Perhaps the most sensational example of 19th century submarines is the H.L. Hunley which sank on February 17, 1864, shortly after her successful attack on the USS Housatonic.  She was finally located in Charleston harbor in 1995 and raised to the surface in 2000.  After years of preservation work, the submarine is on display at the Warren Lasch Conservation Center in South Carolina.  The facility also has a full-size replica of the Hunley which can be toured by the public and a replica of her predecessor, the Pioneer, on display.

The Resurgam II was lost at sea while under tow in Liverpool Bay on February 25, 1880, just three months after it had completed construction.  The wreck was found in 1995 by a diver attempting to clear entangled fishing nets.  Although it has been designated a protected site and scientifically studied, no plans to raise the vessel have materialized.  A replica is on display near the ferry terminal in the town of Woodside.

Gymnote’s fate was reported in the Saturday, August 10, 1907 edition of The Poverty Bay Herald as having been flooded while in dry dock when a hatch was left open; possibly the malicious act of a disgruntled worker.  She was deemed too expensive to repair and so was scrapped soon after.

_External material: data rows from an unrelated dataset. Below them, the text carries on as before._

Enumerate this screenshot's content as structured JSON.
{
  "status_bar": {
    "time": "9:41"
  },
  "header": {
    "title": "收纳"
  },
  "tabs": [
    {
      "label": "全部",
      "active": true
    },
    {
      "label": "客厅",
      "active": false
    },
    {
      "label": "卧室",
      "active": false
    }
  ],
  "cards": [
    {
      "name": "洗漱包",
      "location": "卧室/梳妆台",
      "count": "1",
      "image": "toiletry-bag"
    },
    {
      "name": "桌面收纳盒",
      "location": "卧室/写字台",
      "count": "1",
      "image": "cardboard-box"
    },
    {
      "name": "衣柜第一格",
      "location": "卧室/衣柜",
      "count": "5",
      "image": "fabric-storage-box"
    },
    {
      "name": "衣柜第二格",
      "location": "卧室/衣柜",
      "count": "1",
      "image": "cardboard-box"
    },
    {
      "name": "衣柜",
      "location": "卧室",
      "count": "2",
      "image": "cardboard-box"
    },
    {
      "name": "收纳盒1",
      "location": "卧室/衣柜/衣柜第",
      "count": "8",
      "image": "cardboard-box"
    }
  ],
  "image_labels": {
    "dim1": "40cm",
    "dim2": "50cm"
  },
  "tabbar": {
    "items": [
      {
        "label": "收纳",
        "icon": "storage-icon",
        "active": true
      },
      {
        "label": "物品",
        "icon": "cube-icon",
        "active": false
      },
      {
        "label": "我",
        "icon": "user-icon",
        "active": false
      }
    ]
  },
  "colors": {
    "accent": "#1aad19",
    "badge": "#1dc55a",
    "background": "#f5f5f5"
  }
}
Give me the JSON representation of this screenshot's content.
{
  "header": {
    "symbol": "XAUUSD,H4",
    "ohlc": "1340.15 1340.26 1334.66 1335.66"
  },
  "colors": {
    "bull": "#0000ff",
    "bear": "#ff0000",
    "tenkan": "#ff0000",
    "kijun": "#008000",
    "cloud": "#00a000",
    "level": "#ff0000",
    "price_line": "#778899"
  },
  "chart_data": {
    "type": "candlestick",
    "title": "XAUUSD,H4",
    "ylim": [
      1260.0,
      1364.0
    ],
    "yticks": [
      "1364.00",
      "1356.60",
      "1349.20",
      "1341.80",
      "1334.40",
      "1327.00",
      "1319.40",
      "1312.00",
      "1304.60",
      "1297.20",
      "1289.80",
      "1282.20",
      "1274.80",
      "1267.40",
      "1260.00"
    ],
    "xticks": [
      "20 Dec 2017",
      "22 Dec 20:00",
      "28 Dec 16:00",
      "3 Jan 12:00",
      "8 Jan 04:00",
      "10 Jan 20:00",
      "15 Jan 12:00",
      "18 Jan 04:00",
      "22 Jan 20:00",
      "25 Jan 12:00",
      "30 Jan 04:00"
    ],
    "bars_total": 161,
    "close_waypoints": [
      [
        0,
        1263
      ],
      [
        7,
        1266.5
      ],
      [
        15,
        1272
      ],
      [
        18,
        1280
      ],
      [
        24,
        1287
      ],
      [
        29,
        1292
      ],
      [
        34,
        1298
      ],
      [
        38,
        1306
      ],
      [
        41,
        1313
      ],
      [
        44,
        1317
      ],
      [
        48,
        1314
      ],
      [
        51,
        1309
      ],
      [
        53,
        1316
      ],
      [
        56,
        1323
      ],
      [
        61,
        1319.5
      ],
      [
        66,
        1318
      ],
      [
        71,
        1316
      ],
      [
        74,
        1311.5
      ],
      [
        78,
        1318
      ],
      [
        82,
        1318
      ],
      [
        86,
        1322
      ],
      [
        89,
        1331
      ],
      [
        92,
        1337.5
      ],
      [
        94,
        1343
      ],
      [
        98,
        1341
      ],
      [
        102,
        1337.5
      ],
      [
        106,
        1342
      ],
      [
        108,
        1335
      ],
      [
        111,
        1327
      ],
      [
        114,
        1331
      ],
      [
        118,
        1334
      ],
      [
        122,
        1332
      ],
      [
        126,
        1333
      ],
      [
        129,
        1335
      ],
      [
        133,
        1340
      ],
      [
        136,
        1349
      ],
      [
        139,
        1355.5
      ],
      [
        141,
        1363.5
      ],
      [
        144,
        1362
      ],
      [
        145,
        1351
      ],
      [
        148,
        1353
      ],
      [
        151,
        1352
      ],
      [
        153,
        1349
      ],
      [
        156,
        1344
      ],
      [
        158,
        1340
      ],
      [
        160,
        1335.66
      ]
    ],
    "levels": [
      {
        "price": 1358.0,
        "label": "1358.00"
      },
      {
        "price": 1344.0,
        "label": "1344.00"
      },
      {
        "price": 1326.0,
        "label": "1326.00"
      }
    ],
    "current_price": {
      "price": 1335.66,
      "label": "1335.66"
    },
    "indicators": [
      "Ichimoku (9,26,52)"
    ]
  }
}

The Peral was launched in 1888 but was withdrawn from service just two years later and ordered destroyed in 1913.  Fortunately, the order was not carried out and the vessel was claimed by the first commander of the Spanish submarine force in 1929 and moved onshore at the submarine base in Cartagena.  On public display in a square of Cartagena since 1965, her condition slowly degraded until she was given a full restoration in 2013 and moved inside the Cartagena Naval Museum where it can be seen today.

Following the successful test of his first submarine, John Holland scuttled the craft in the Passaic River to keep it secret.  In 1927 it was located, raised, and presented to the Paterson Museum where it is on display.  His second submarine, the Fenian Ram, was intended for use against the British by the Irish Republican Brotherhood.  They stole the submarine and a prototype for the Holland III after a dispute over funding.  The prototype sank while under tow near Whitestone Point in Queens, NY but by 1927 the Fenian Ram ended up at the Paterson Museum in Paterson, NJ. His third boat became the U.S. Navy’s first official submarine, USS Holland, and was in commission from only 1900 to 1905.  She provided five more years of service as a Reserve vessel before being sold for scrap.  Stripped of all fittings, the hull was subsequently sold in October 1916 and put on display in Philadelphia and then at the Bronx International Exposition of Science, Arts and Industries.  It spent several more years on display in Patterson, NJ before finally scrapped in 1932; a great loss to history.  However, Britain’s Royal Navy also ordered a Holland boat in 1900, which operated until 1913.  It sank while under tow to the scrapyard but was located in 1981 and raised the next year.  After prolonged periods of preservation, HMS Holland is now on display at the Royal Navy Submarine Museum providing us with an opportunity to see the design which ushered in the modern era of submarines.